Dentists are uniquely placed to identify patients with diabetes, and those with diabetes who are at risk for complications, according to an article published in Clinical Diabetes.
Satheesh Elangovan, B.D.S., Sc.D., D.M.Sc., from the University of Iowa College of Dentistry in Iowa City, and colleagues discuss the interrelationships between diabetes and dental conditions, providing insights for both dental and medical professionals.
The researchers note that more older people visit a dentist than a primary care physician (in 2011, about 58 percent of those aged ≥65 years visited a dentist versus 38 percent who visited a primary care doctor). Diabetes has several oral manifestations and dentists can potentially identify patients with diabetes who are at risk.
Patients could be placed on a recall program as a preventive measure, providing an opportunity for monitoring. Periodontal examinations can also be used to identify people with diabetes, with 92 percent accuracy seen in one study involving 506 dental patients.
Dentists should also be trained to recognize patients at high risk for diabetes.
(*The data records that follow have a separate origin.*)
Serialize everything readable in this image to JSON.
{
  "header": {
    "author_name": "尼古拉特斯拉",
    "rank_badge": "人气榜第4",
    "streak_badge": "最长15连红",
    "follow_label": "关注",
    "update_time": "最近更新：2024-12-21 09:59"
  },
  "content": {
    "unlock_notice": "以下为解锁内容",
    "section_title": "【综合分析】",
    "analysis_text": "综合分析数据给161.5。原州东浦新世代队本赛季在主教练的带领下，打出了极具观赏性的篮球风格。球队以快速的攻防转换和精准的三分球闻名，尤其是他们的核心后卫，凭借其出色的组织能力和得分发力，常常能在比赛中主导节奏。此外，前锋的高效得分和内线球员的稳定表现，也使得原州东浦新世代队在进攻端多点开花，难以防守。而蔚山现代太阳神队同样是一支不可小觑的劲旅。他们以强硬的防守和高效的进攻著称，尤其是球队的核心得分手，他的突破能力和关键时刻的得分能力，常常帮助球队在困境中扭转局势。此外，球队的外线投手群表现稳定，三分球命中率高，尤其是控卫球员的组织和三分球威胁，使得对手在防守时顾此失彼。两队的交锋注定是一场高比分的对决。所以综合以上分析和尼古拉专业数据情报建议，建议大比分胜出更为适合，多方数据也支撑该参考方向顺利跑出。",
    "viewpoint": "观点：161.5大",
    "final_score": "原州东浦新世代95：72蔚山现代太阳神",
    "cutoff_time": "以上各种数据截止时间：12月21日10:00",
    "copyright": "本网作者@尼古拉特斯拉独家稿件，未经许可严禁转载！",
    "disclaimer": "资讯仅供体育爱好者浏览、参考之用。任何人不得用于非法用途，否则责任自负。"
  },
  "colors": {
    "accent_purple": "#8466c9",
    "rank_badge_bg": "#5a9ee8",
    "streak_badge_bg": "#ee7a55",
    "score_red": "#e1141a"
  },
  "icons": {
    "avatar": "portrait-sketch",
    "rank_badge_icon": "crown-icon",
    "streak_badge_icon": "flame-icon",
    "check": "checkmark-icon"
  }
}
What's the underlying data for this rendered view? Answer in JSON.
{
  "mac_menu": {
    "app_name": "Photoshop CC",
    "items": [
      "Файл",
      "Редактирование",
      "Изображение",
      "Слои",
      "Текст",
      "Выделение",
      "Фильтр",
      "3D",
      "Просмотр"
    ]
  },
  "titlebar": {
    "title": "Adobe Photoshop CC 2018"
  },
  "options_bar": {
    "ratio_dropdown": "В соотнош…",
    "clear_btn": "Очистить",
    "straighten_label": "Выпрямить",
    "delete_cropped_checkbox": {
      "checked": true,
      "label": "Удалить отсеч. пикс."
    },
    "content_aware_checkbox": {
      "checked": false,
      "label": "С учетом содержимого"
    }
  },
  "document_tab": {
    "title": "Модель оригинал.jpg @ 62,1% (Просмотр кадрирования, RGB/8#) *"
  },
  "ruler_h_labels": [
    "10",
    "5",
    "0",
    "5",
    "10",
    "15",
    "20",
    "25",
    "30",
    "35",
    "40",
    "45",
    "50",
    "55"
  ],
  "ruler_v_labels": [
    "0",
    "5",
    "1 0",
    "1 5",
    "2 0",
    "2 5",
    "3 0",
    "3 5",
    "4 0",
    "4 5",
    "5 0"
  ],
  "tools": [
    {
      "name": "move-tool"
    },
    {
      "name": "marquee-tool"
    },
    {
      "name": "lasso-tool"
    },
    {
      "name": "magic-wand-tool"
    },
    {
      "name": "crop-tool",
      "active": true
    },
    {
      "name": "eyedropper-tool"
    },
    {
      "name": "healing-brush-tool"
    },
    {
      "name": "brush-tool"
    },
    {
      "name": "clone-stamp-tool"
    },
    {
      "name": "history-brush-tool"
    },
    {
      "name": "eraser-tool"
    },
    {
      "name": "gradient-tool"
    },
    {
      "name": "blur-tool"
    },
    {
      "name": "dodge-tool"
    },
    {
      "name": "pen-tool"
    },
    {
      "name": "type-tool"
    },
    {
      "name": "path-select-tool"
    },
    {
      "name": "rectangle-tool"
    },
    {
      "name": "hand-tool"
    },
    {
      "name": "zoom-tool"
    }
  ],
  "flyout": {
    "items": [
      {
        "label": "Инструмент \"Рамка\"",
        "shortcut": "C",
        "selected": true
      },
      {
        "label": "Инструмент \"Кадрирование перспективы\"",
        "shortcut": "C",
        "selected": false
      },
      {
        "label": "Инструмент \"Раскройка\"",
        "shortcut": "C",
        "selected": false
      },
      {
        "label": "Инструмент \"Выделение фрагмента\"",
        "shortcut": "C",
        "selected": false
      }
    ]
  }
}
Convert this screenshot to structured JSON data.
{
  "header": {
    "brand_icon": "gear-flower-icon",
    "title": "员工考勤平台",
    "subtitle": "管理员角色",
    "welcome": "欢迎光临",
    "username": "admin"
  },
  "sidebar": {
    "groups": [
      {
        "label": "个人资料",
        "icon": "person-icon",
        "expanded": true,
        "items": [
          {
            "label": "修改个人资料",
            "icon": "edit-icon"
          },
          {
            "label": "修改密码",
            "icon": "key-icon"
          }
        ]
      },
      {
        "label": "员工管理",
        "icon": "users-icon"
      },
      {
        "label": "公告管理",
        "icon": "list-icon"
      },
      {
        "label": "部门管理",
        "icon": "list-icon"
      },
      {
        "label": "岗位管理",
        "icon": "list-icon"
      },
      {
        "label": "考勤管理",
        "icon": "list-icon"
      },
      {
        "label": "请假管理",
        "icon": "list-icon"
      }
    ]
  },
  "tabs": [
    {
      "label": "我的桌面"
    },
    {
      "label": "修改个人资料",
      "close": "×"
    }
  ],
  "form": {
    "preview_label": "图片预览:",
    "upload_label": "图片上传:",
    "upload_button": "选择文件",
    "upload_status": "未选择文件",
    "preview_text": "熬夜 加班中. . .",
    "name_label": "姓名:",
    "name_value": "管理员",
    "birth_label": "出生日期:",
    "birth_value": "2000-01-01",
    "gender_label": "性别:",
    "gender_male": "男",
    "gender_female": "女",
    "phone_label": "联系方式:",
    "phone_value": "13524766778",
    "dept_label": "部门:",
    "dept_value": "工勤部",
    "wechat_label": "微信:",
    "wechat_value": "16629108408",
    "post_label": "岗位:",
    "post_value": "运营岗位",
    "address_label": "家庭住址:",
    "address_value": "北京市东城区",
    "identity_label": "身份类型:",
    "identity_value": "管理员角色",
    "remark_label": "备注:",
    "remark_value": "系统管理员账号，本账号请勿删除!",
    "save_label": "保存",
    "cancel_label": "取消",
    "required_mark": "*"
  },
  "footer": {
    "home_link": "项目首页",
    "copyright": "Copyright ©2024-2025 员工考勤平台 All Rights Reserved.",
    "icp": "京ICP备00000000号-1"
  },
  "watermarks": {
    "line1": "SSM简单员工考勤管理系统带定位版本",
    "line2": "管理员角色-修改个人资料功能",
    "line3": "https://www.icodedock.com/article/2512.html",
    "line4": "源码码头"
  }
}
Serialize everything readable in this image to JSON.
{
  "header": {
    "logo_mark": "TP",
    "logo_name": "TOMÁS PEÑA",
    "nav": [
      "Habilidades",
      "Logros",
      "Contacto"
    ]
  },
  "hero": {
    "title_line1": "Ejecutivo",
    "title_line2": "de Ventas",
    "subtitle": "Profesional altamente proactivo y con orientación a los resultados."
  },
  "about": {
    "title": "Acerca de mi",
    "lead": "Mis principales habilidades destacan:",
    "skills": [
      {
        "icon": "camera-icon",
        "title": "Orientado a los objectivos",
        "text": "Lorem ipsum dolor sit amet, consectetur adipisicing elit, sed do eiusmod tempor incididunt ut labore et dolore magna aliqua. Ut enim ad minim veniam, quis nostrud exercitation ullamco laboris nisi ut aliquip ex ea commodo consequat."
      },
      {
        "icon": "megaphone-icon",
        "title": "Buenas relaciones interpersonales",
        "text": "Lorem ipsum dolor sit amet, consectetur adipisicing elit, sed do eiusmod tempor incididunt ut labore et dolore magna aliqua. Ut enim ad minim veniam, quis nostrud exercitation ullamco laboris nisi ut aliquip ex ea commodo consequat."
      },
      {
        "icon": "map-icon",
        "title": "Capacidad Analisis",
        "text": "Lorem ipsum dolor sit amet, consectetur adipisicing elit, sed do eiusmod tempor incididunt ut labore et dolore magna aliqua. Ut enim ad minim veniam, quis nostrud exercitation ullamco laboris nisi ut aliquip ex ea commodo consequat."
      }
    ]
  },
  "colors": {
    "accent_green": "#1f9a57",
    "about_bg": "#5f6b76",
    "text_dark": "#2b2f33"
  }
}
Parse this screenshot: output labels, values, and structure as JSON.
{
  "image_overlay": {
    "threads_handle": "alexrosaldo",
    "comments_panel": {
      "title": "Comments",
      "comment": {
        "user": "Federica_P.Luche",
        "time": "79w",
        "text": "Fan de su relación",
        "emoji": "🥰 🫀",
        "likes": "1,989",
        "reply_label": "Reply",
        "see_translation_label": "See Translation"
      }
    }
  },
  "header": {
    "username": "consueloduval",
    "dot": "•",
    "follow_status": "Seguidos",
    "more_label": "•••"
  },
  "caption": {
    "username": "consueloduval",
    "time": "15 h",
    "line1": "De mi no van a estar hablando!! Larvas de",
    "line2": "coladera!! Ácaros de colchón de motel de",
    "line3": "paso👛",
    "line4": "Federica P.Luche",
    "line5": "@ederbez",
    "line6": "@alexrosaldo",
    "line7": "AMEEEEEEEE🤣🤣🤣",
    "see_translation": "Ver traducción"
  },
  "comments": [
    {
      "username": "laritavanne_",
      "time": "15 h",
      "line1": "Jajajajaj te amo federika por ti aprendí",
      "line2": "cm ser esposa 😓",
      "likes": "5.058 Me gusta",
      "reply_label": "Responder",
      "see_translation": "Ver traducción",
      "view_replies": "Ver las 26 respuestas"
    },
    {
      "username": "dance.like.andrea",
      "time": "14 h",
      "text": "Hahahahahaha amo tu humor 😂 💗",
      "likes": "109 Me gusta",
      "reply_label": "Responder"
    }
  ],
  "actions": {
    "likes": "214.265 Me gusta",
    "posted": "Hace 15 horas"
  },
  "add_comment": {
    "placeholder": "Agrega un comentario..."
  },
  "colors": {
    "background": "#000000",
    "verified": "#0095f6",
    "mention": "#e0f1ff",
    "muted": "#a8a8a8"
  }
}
Dentists and their auxiliary staff can also provide guidance for patients and help them attain glycemic control.
“With the projected rise in chronic diseases, including diabetes, and the growing shortage of primary care physicians, it is ever more important for dental and medical health care providers to work together closely to tackle this public health crisis,” the authors write.